Your Vows Aren't Stagnant
December 30, 2013
Filed In: Marriage
Your wedding is a day, marriage is a lifetime. Those words are so true, but we can easily forget the words that are exchanged. It can be easy to leave the events of the day in that day. To live an authentically Catholic marriage, we must bring the words and prayers of the Nuptial Mass to life.
Most of my pre-wedding knowledge came from popular culture. In most Hollywood movies, the couples write their own vows. Each story seemed to be the same. The man would labor over the vows, trying to make them unforgettable and impactful. It seemed pretty stressful. I was delighted to find that the Church provides two versions of vows to use.
She gives us two choices for a simple reason. Your wedding vows aren’t nice things to say to your wife. They aren’t supposed to be engineered to bring a single tear to the eye of the Maid of Honor. They’re designed to be the roadmap for your marriage. No matter where you go, or what you do, your vows are the lighthouse. They guide your decisions. They guide your life.
The Church provides the vows because they adequately reflect the Church’s understanding of what marriage is. They spell out clearly the Church’s understanding of the married life and the role of husband and wife.
The vows are promises. They are beautiful. They are final.
The great thing about the vows is that you can use them as a plumb line. In any situation in your married life, when you reach a decision point, you can reference your vows and know if you are out of bounds or not. It’s wonderful.
The vows are certainly words that we speak, but they’re intended to be brought to life. When I promised to take care of Alison in good times and in bad, I’m supposed to translate that into action. When we’re flat broke, I’m still there for her. When we’re rich beyond our wildest dreams, our marriage hasn’t changed.
It’s a refreshingly absolute promise in this world of flakiness.

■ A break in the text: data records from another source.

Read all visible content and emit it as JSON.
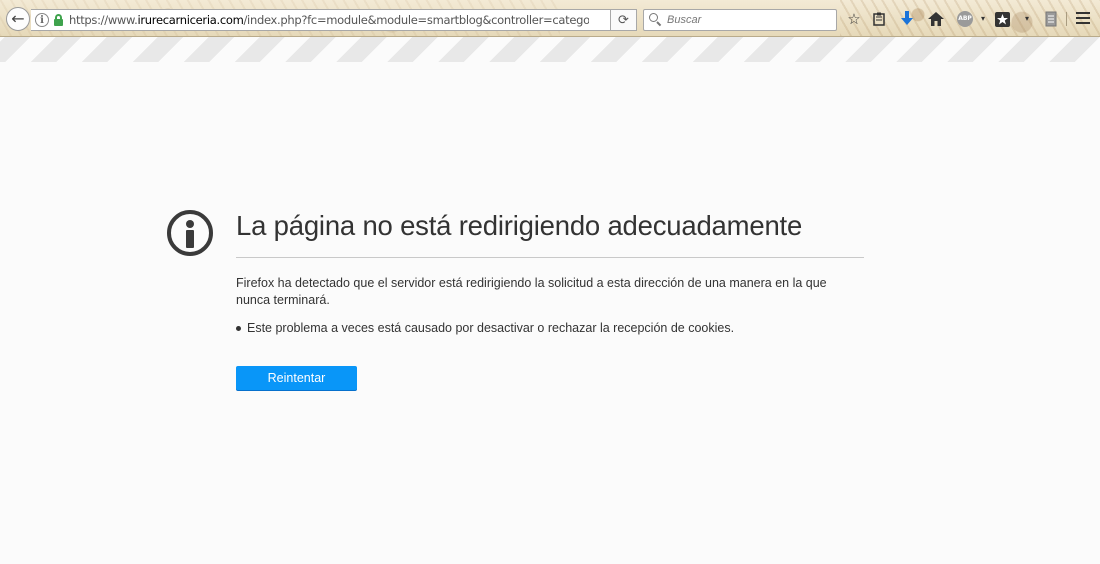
{
  "toolbar": {
    "back_icon": "←",
    "url_scheme": "https://www.",
    "url_host": "irurecarniceria.com",
    "url_path": "/index.php?fc=module&module=smartblog&controller=category?fc=modu",
    "reload_icon": "⟳",
    "search_placeholder": "Buscar",
    "icons": [
      "back-arrow-icon",
      "info-icon",
      "lock-icon",
      "reload-icon",
      "search-icon",
      "bookmark-star-icon",
      "reading-list-icon",
      "download-icon",
      "home-icon",
      "adblock-plus-icon",
      "bookmark-star-menu-icon",
      "dropdown-icon",
      "extension-icon",
      "hamburger-menu-icon"
    ],
    "abp_label": "ABP",
    "lock_color": "#3fa34d",
    "download_color": "#1a73d9"
  },
  "error": {
    "title": "La página no está redirigiendo adecuadamente",
    "description": "Firefox ha detectado que el servidor está redirigiendo la solicitud a esta dirección de una manera en la que nunca terminará.",
    "bullets": [
      "Este problema a veces está causado por desactivar o rechazar la recepción de cookies."
    ],
    "retry_label": "Reintentar",
    "button_color": "#0996f8"
  }
}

The vows are one of the critical elements of the Nuptial Mass, but they’re intended to have a much greater use than to just confer the Sacrament.